[Information supplied]

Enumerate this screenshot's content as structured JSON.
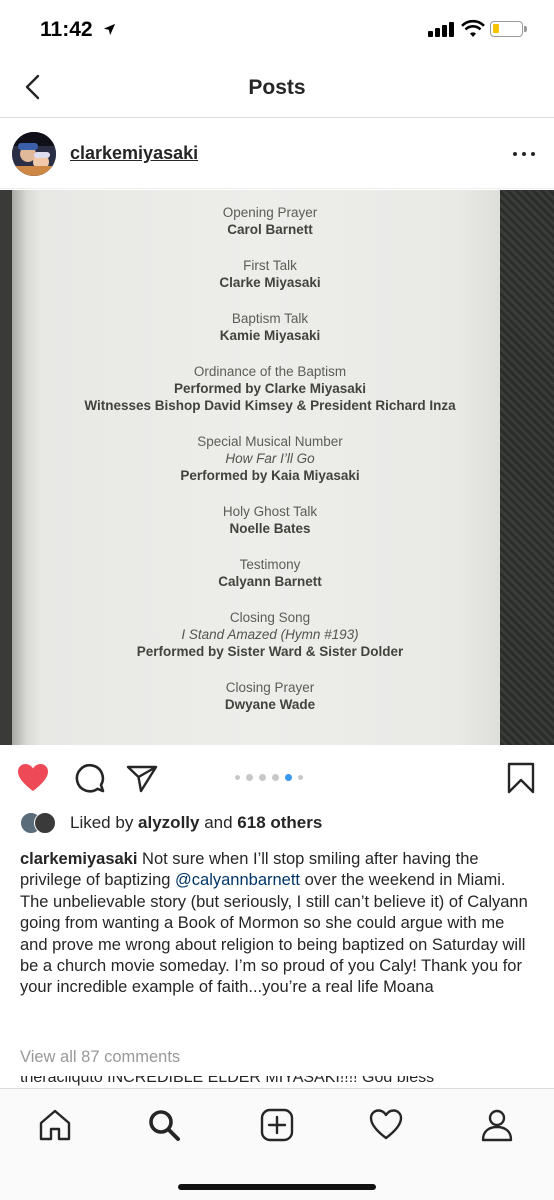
{
  "status": {
    "time": "11:42",
    "location_icon": "location-arrow-icon"
  },
  "nav": {
    "title": "Posts",
    "back_icon": "chevron-left-icon"
  },
  "post": {
    "username": "clarkemiyasaki",
    "more_icon": "more-horizontal-icon",
    "photo": {
      "program": [
        {
          "label": "Opening Prayer",
          "name": "Carol Barnett"
        },
        {
          "label": "First Talk",
          "name": "Clarke Miyasaki"
        },
        {
          "label": "Baptism Talk",
          "name": "Kamie Miyasaki"
        },
        {
          "label": "Ordinance of the Baptism",
          "name": "Performed by Clarke Miyasaki",
          "extra": "Witnesses Bishop David Kimsey & President Richard Inza"
        },
        {
          "label": "Special Musical Number",
          "italic": "How Far I’ll Go",
          "name": "Performed by Kaia Miyasaki"
        },
        {
          "label": "Holy Ghost Talk",
          "name": "Noelle Bates"
        },
        {
          "label": "Testimony",
          "name": "Calyann Barnett"
        },
        {
          "label": "Closing Song",
          "italic": "I Stand Amazed (Hymn #193)",
          "name": "Performed by Sister Ward & Sister Dolder"
        },
        {
          "label": "Closing Prayer",
          "name": "Dwyane Wade"
        }
      ]
    },
    "carousel": {
      "count": 6,
      "active_index": 4
    },
    "likes": {
      "prefix": "Liked by ",
      "user": "alyzolly",
      "middle": " and ",
      "others": "618 others"
    },
    "caption": {
      "user": "clarkemiyasaki",
      "text_before": " Not sure when I’ll stop smiling after having the privilege of baptizing ",
      "mention": "@calyannbarnett",
      "text_after": " over the weekend in Miami. The unbelievable story (but seriously, I still can’t believe it) of Calyann going from wanting a Book of Mormon so she could argue with me and prove me wrong about religion to being baptized on Saturday will be a church movie someday. I’m so proud of you Caly! Thank you for your incredible example of faith...you’re a real life Moana"
    },
    "view_comments": "View all 87 comments",
    "comment_peek": "theracliquto INCREDIBLE ELDER MIYASAKI!!!! God bless"
  },
  "colors": {
    "like_red": "#ed4956",
    "mention_blue": "#003569",
    "active_dot": "#3897f0"
  },
  "tabs": [
    {
      "name": "home",
      "icon": "home-icon"
    },
    {
      "name": "search",
      "icon": "search-icon"
    },
    {
      "name": "new-post",
      "icon": "plus-square-icon"
    },
    {
      "name": "activity",
      "icon": "heart-icon"
    },
    {
      "name": "profile",
      "icon": "user-icon"
    }
  ]
}
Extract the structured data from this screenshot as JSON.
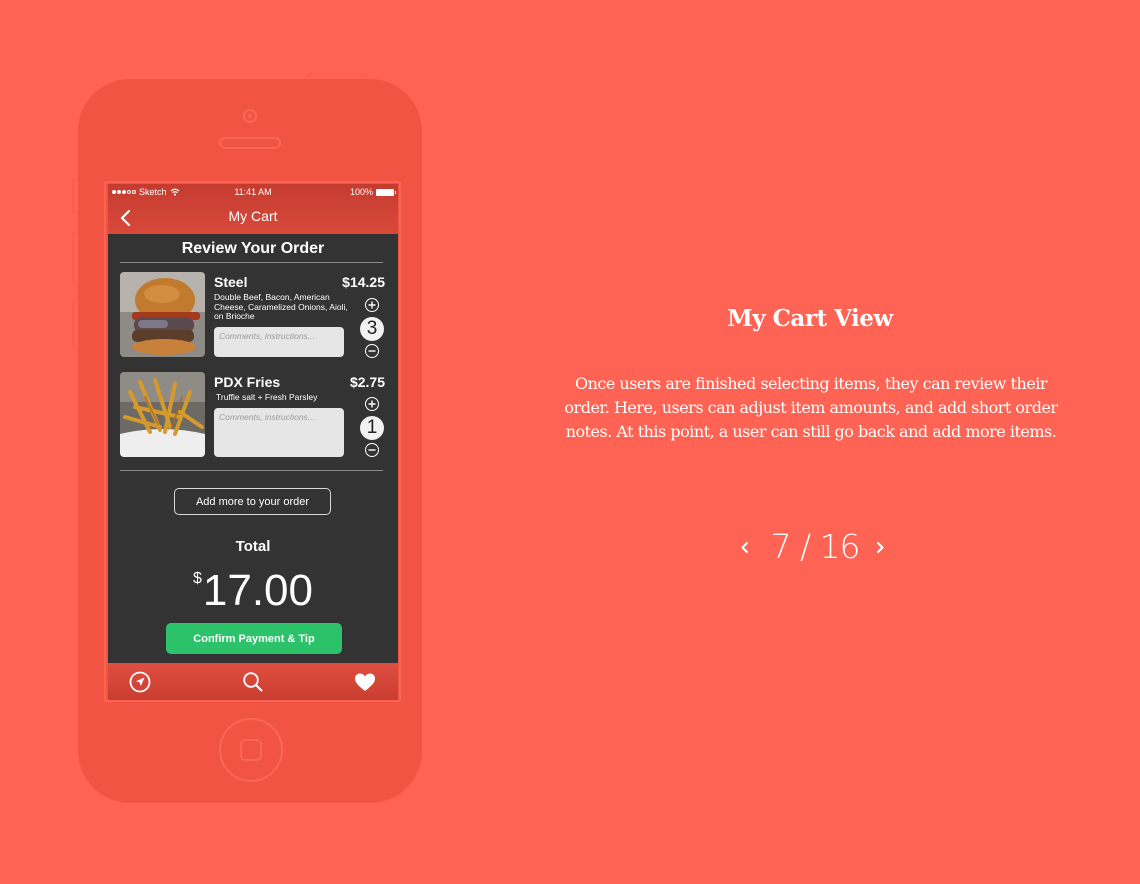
{
  "colors": {
    "background": "#ff6353",
    "phone_body": "#f25443",
    "navbar": "#d0433a",
    "screen_bg": "#333333",
    "confirm_green": "#2cc26a"
  },
  "phone": {
    "status_bar": {
      "carrier": "Sketch",
      "time": "11:41 AM",
      "battery": "100%",
      "signal_dots_filled": 3,
      "signal_dots_total": 5
    },
    "navbar": {
      "title": "My Cart",
      "back_icon": "chevron-left-icon"
    },
    "section_title": "Review Your Order",
    "items": [
      {
        "name": "Steel",
        "price": "$14.25",
        "description": "Double Beef, Bacon, American Cheese, Caramelized Onions, Aioli, on Brioche",
        "comment_placeholder": "Comments, instructions...",
        "quantity": "3",
        "image": "burger-photo"
      },
      {
        "name": "PDX Fries",
        "price": "$2.75",
        "description": "Truffle salt + Fresh Parsley",
        "comment_placeholder": "Comments, instructions...",
        "quantity": "1",
        "image": "fries-photo"
      }
    ],
    "add_more_label": "Add more to your order",
    "total_label": "Total",
    "total_currency": "$",
    "total_amount": "17.00",
    "confirm_label": "Confirm Payment & Tip",
    "tabbar": [
      {
        "icon": "compass-icon",
        "label": "Explore"
      },
      {
        "icon": "search-icon",
        "label": "Search"
      },
      {
        "icon": "heart-icon",
        "label": "Favorites"
      }
    ]
  },
  "description": {
    "title": "My Cart View",
    "body": "Once users are finished selecting items, they can review their order. Here, users can adjust item amounts, and add short order notes. At this point, a user can still go back and add more items."
  },
  "pager": {
    "current": "7",
    "total": "16",
    "label": "7 / 16"
  }
}
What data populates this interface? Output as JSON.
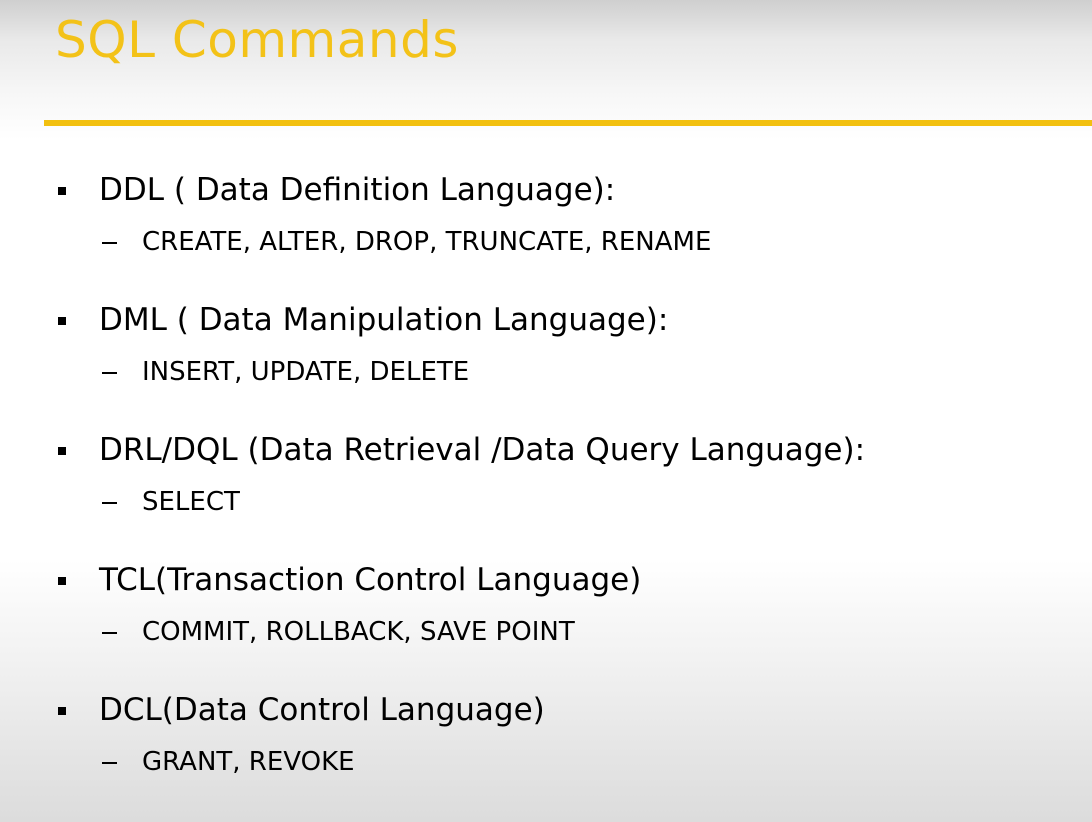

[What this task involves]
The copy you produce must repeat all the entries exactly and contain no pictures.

[Exercise result]
Enumerate this screenshot's content as structured JSON.
{
  "status": {
    "time": "11:42",
    "location_icon": "location-arrow-icon"
  },
  "nav": {
    "title": "Posts",
    "back_icon": "chevron-left-icon"
  },
  "post": {
    "username": "clarkemiyasaki",
    "more_icon": "more-horizontal-icon",
    "photo": {
      "program": [
        {
          "label": "Opening Prayer",
          "name": "Carol Barnett"
        },
        {
          "label": "First Talk",
          "name": "Clarke Miyasaki"
        },
        {
          "label": "Baptism Talk",
          "name": "Kamie Miyasaki"
        },
        {
          "label": "Ordinance of the Baptism",
          "name": "Performed by Clarke Miyasaki",
          "extra": "Witnesses Bishop David Kimsey & President Richard Inza"
        },
        {
          "label": "Special Musical Number",
          "italic": "How Far I’ll Go",
          "name": "Performed by Kaia Miyasaki"
        },
        {
          "label": "Holy Ghost Talk",
          "name": "Noelle Bates"
        },
        {
          "label": "Testimony",
          "name": "Calyann Barnett"
        },
        {
          "label": "Closing Song",
          "italic": "I Stand Amazed (Hymn #193)",
          "name": "Performed by Sister Ward & Sister Dolder"
        },
        {
          "label": "Closing Prayer",
          "name": "Dwyane Wade"
        }
      ]
    },
    "carousel": {
      "count": 6,
      "active_index": 4
    },
    "likes": {
      "prefix": "Liked by ",
      "user": "alyzolly",
      "middle": " and ",
      "others": "618 others"
    },
    "caption": {
      "user": "clarkemiyasaki",
      "text_before": " Not sure when I’ll stop smiling after having the privilege of baptizing ",
      "mention": "@calyannbarnett",
      "text_after": " over the weekend in Miami. The unbelievable story (but seriously, I still can’t believe it) of Calyann going from wanting a Book of Mormon so she could argue with me and prove me wrong about religion to being baptized on Saturday will be a church movie someday. I’m so proud of you Caly! Thank you for your incredible example of faith...you’re a real life Moana"
    },
    "view_comments": "View all 87 comments",
    "comment_peek": "theracliquto INCREDIBLE ELDER MIYASAKI!!!! God bless"
  },
  "colors": {
    "like_red": "#ed4956",
    "mention_blue": "#003569",
    "active_dot": "#3897f0"
  },
  "tabs": [
    {
      "name": "home",
      "icon": "home-icon"
    },
    {
      "name": "search",
      "icon": "search-icon"
    },
    {
      "name": "new-post",
      "icon": "plus-square-icon"
    },
    {
      "name": "activity",
      "icon": "heart-icon"
    },
    {
      "name": "profile",
      "icon": "user-icon"
    }
  ]
}
Extract the structured data from this screenshot as JSON.
{
  "colors": {
    "background": "#ff6353",
    "phone_body": "#f25443",
    "navbar": "#d0433a",
    "screen_bg": "#333333",
    "confirm_green": "#2cc26a"
  },
  "phone": {
    "status_bar": {
      "carrier": "Sketch",
      "time": "11:41 AM",
      "battery": "100%",
      "signal_dots_filled": 3,
      "signal_dots_total": 5
    },
    "navbar": {
      "title": "My Cart",
      "back_icon": "chevron-left-icon"
    },
    "section_title": "Review Your Order",
    "items": [
      {
        "name": "Steel",
        "price": "$14.25",
        "description": "Double Beef, Bacon, American Cheese, Caramelized Onions, Aioli, on Brioche",
        "comment_placeholder": "Comments, instructions...",
        "quantity": "3",
        "image": "burger-photo"
      },
      {
        "name": "PDX Fries",
        "price": "$2.75",
        "description": "Truffle salt + Fresh Parsley",
        "comment_placeholder": "Comments, instructions...",
        "quantity": "1",
        "image": "fries-photo"
      }
    ],
    "add_more_label": "Add more to your order",
    "total_label": "Total",
    "total_currency": "$",
    "total_amount": "17.00",
    "confirm_label": "Confirm Payment & Tip",
    "tabbar": [
      {
        "icon": "compass-icon",
        "label": "Explore"
      },
      {
        "icon": "search-icon",
        "label": "Search"
      },
      {
        "icon": "heart-icon",
        "label": "Favorites"
      }
    ]
  },
  "description": {
    "title": "My Cart View",
    "body": "Once users are finished selecting items, they can review their order. Here, users can adjust item amounts, and add short order notes. At this point, a user can still go back and add more items."
  },
  "pager": {
    "current": "7",
    "total": "16",
    "label": "7 / 16"
  }
}
What data populates this interface? Output as JSON.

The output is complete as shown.